The Joint Annual Scientific Meetings of the Endocrine Society of Australia and the Society for Reproductive Biology 2018

Androgen actions in ovarian health and pathogenesis (#125)

Kirsty Walters 1
  1. School of Women’s & Children’s Health, University of New South Wales, Sydney, NSW, Australia

Androgen actions mediated via the androgen receptor (AR) are well established as playing a vital role in male reproductive development and function, but the biological role of androgen actions in female reproduction has only recently started to be unravelled. Deciphering the specific mechanisms by which AR-mediated actions impact on ovarian function has been hindered by ambiguity of pharmacological investigations relying on aromatizable androgens that also act via estrogen receptors. Using novel global and cell-specific female AR knockout mouse models (ARKO) we confirmed a role for AR-mediated androgen actions in regulating ovarian function and maintaining optimal female fertility.

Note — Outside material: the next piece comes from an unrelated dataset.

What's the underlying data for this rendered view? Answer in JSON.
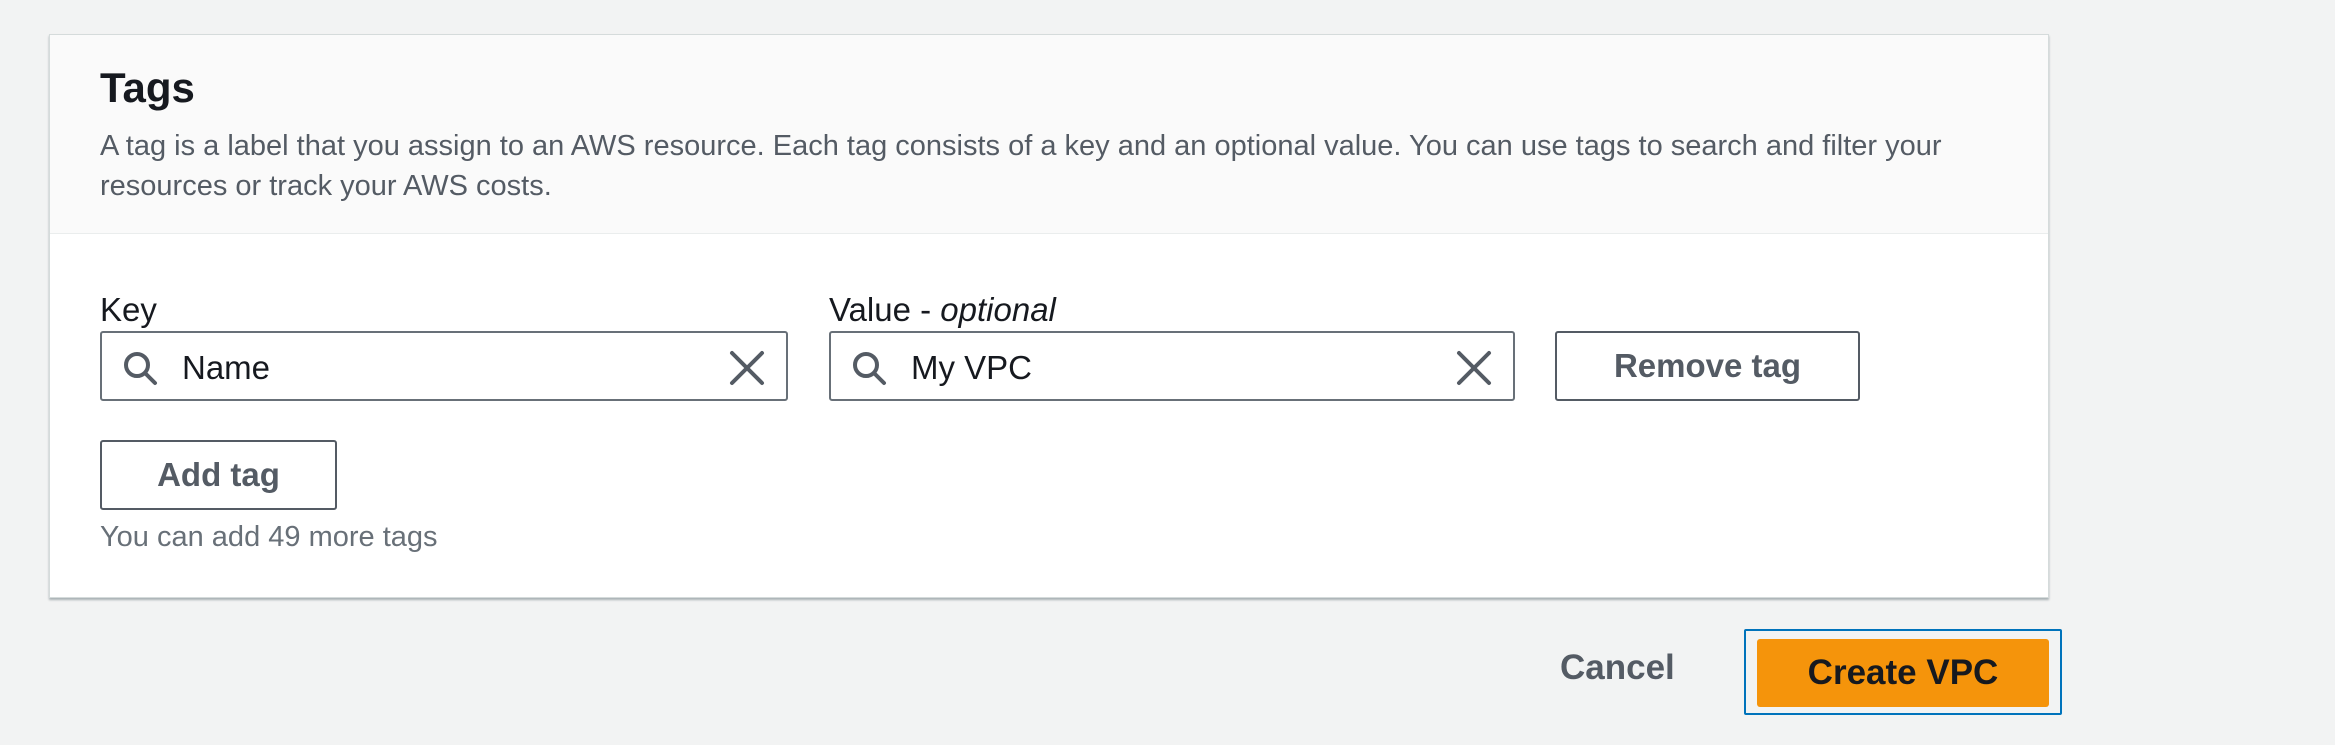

Furthermore, observational human studies and animal experiments provide substantial evidence of a role for AR-mediated androgen actions in the origins of the most frequent endocrine condition in women, polycystic ovarian syndrome (PCOS). Hyperandrogenism is the most consistent PCOS characteristic, however it is unclear if androgen excess, is a cause or a consequence of PCOS. We combined a hyperandrogenised PCOS mouse model with global and cell-specific AR ARKO mice to uncover the sites of androgen action that mediate the development of the PCOS phenotype. These studies proved that global loss of AR actions (ARKO) protects females from the induction of PCOS features. Furthermore our findings highlighted the importance of non-ovarian (neuroendocrine) AR-mediated androgen actions in the origins of PCOS, as a neuron-specific loss of AR signaling protected against the development of most PCOS traits. In concert, these findings illuminate the key roles of AR-mediated androgen actions in optimizing ovarian function and female fertility, as well as providing evidence to support excess androgen receptor (AR)-mediated actions in the brain, as major drivers of the mechanisms underpinning the development of PCOS.